Pension savings are set to be hindered by rising childcare costs which, according to new analysis, have been forced up in light of the impacts of coronavirus. Today, Coram Family and Childcare released their 21st annual chidcare survey, which revealed that prices have risen above inflation “once again”, in turn raising costs for parents.
Samantha Gould, the Head of Campaigns at Now: Pensions, commented on how these rising costs will impact pensions: “The research published today by the Coram Family and Childcare Trust is another blow to parents and may have a direct impact on their pensions savings, usually the mother’s, as they amend their working hours to care for their children as costs rise.
“Monthly childcare for a three-year-old was already more expensive than the average monthly mortgage repayment, so an increase of four percent in 2020 during a time when many families are less financially stable because of the pandemic is really concerning.
“We may see more women forced to reduce their working hours to care for their child to help cut costs.
“This will also be a huge hit to single mothers who have no option to rely on a partner and face the impossible decision of either working or caring for their children, which comes with significant long-term financial consequences.
IR35 changes to occur as Rishi Sunak pushes ahead – impacts explored [INSIGHT]
Pension alert: Women need 37 years to close pensions gap [WARNING]
Martin Lewis breaks down pension consolidation options – be careful [EXPERT]
“Our gender pension gap research, which revealed that women reach retirement age with less than a third of the savings men do £57,500 to £203,200, found that the gap is predominantly caused by the differing work patterns between genders.
“Women are more likely to take time out of the workplace or work part-time in order to juggle other priorities such as childcare.
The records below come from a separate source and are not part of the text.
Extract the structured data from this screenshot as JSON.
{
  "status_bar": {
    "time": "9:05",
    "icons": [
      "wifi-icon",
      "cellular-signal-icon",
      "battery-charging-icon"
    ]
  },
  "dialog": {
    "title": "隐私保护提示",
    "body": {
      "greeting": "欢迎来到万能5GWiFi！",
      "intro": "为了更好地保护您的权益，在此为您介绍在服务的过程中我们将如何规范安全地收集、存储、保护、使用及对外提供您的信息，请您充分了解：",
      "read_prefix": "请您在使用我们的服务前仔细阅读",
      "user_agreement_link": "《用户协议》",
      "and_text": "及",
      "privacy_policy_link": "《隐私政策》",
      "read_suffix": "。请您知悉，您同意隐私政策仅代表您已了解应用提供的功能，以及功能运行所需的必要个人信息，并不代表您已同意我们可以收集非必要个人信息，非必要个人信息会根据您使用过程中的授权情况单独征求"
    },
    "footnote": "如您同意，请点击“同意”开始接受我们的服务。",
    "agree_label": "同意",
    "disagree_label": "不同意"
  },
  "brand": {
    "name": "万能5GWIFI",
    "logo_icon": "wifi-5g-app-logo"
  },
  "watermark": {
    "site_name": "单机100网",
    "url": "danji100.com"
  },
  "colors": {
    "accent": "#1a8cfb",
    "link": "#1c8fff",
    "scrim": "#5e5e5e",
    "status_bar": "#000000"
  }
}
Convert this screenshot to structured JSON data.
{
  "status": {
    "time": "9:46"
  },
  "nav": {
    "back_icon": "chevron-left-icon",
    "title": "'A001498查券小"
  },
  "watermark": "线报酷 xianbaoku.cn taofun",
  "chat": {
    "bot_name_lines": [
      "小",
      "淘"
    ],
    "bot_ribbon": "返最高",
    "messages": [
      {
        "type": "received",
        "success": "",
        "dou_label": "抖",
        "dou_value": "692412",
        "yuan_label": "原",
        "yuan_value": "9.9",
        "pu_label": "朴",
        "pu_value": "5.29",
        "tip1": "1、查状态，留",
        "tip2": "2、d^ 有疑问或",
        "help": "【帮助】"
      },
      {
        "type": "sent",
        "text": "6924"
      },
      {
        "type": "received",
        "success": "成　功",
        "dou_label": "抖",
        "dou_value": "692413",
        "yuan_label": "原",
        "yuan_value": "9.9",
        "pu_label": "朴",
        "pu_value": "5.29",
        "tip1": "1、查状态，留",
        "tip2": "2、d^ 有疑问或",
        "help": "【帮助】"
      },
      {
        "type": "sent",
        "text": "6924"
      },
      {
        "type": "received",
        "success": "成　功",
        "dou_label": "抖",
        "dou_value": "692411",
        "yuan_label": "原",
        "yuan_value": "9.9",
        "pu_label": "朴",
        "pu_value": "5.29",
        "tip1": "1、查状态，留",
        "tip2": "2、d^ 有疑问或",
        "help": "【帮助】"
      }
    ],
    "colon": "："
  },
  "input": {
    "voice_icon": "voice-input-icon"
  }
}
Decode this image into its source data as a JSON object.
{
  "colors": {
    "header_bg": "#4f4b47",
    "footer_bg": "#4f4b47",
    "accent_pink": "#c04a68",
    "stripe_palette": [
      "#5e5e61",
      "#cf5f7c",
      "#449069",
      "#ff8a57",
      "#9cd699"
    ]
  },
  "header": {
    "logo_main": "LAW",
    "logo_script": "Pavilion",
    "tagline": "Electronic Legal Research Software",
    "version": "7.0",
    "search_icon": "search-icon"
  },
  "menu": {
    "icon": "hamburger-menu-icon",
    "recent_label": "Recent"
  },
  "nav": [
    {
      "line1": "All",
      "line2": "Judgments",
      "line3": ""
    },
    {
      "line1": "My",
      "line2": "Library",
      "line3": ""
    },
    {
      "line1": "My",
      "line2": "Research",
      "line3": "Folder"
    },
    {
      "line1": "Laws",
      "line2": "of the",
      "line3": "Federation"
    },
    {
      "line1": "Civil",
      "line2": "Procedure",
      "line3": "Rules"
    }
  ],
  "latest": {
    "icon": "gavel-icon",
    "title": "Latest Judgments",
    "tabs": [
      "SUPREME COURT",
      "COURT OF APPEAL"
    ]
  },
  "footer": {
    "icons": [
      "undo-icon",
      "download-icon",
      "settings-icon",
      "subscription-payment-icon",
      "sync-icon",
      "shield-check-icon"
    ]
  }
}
“Working part-time means that savers may not hit the auto enrolment eligibility criteria – AE is triggered only when an employee earns £10,000 or more.
“To balance this blow, we have been calling on the government to amend the AE scheme by removing the £10,000 trigger and allowing pension contributions to be taken from the very first pound.
The Investing and Saving Alliance (TISA) also called on the Governemnt to regularly review automatic enrolment rules going forward.
TISA called on Rishi Sunak to launch an initial formal review by 2023, reduce the minimum age to 18 and also remove the lower earnings limit to £6,240.
Renny Biggins, the Head of Retirement at TISA, commented on this: “To ensure that AE continues to be a success, we believe the framework needs to be reviewed periodically against a constantly changing backdrop including personal wealth, taxes and working patterns.
“For example, the number of multiple job holders is increasing. Many of these people who work multiple jobs do so part-time and are unlikely to reach the £10,000 threshold in a single employment to be auto enrolled. There is also the additional unintended consequence that many of the lowest earners will be hit by the net pay anomaly, meaning they will see their take home pay reduced by up to £64 a year.
“We urge the Government to undertake a formal review by 2023 and set a schedule for future reviews to ensure that AE is working for those it seeks to help the most.”
Do you have a money dilemma which you’d like a financial expert’s opinion on? If you would like to ask one of our finance experts a question, please email your query to email@example.com.